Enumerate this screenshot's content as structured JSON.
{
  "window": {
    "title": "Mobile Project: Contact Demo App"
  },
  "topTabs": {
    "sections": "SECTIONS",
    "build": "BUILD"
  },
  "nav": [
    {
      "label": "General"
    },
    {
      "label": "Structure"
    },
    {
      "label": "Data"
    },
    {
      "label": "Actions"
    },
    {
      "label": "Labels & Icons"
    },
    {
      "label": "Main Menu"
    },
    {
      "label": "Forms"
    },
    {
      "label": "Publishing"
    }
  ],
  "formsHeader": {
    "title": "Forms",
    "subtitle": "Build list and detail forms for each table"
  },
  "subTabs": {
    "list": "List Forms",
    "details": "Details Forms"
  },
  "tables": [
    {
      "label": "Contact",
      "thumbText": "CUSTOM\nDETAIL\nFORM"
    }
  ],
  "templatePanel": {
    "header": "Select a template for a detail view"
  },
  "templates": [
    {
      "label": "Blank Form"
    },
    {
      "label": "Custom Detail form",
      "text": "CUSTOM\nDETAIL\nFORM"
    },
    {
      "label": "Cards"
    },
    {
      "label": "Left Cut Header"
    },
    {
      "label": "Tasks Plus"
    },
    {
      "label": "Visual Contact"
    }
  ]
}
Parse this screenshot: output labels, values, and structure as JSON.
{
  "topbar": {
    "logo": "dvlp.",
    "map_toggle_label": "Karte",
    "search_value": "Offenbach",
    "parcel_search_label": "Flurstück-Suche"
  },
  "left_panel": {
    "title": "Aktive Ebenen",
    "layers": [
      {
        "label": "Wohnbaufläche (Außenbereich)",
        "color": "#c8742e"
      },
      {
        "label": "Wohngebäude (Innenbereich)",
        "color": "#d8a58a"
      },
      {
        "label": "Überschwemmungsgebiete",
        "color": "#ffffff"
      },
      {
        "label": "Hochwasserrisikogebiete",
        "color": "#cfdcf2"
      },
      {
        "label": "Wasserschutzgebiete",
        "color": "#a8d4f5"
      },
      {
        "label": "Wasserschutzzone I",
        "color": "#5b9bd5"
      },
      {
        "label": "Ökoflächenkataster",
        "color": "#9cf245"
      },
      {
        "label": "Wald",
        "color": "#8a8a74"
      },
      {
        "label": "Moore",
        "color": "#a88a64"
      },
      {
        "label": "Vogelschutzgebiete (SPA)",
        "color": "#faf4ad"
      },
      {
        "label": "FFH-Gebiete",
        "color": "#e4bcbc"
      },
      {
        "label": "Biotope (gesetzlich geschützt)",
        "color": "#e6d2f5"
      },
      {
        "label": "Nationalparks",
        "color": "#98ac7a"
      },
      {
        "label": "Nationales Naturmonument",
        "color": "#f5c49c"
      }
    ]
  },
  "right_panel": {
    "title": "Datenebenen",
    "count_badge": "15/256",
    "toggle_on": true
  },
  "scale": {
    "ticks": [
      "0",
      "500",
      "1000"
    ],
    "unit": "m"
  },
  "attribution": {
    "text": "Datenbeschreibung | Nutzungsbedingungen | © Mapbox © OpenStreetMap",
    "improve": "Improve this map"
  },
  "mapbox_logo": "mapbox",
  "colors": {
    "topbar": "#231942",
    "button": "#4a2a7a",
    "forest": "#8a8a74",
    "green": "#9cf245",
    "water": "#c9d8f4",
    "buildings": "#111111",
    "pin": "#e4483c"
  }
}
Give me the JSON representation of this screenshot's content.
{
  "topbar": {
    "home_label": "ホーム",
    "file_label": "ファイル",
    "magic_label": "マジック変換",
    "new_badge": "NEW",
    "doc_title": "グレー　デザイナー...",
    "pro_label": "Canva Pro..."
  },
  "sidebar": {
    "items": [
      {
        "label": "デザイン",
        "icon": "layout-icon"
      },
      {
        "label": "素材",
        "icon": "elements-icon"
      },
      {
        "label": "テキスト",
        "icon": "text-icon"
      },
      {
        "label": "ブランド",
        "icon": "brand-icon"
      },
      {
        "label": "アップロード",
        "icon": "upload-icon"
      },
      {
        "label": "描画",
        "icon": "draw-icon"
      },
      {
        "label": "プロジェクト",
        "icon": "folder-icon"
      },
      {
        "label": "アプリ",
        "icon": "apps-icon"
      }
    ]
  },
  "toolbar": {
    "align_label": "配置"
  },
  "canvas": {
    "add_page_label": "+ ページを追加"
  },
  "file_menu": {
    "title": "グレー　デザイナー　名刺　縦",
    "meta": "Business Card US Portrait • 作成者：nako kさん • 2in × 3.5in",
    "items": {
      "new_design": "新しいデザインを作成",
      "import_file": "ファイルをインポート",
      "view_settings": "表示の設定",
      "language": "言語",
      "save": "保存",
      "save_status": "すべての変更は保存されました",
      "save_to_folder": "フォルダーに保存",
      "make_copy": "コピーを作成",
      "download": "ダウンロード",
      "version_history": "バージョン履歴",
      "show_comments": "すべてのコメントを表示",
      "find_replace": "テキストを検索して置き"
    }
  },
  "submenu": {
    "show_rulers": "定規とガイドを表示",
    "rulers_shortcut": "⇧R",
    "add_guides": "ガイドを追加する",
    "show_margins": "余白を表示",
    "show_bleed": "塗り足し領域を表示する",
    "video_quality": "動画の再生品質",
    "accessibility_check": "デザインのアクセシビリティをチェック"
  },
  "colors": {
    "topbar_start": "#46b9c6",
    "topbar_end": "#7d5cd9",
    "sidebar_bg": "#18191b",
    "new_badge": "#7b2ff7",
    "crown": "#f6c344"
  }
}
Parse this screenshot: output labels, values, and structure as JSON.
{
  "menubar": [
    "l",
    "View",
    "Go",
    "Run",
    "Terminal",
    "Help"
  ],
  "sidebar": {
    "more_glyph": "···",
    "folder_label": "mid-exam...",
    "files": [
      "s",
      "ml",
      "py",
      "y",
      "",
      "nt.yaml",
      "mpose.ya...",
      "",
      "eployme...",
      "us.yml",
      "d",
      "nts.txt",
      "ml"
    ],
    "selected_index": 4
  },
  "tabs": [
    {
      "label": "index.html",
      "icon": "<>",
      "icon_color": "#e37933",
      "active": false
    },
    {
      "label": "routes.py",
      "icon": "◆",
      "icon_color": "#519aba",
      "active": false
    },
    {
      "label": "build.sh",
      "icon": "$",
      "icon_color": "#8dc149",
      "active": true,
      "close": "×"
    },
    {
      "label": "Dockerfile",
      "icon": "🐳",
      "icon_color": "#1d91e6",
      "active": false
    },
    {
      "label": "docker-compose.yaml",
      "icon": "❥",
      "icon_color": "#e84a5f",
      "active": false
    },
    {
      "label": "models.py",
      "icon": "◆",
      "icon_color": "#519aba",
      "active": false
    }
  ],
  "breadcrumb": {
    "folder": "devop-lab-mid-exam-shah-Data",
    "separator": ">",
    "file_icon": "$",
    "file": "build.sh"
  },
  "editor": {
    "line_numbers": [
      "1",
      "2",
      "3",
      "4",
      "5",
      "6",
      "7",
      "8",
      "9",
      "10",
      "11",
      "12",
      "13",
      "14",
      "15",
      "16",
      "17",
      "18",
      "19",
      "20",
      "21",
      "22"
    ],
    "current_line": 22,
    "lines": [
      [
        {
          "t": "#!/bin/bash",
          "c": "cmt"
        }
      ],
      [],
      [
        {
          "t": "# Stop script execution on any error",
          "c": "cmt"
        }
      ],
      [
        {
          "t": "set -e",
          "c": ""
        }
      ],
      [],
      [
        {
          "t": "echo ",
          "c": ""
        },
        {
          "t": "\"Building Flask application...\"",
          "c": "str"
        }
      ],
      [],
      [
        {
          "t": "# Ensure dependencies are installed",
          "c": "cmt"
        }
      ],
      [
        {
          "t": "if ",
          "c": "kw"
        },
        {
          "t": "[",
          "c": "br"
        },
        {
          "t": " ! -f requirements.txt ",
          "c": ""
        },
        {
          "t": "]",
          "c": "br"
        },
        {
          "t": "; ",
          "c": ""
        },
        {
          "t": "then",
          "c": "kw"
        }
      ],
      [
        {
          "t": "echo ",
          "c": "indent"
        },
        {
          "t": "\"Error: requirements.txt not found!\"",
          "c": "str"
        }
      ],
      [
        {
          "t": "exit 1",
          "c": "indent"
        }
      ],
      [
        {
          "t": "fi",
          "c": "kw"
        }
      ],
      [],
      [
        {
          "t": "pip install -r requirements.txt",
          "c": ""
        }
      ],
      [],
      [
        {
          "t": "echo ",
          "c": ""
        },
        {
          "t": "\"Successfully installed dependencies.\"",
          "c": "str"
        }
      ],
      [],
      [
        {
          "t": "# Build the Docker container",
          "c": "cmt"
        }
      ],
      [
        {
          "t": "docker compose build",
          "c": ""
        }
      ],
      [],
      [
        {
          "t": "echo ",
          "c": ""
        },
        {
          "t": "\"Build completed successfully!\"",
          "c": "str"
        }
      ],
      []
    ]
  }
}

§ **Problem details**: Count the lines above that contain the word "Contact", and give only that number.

§ **Response area**: 3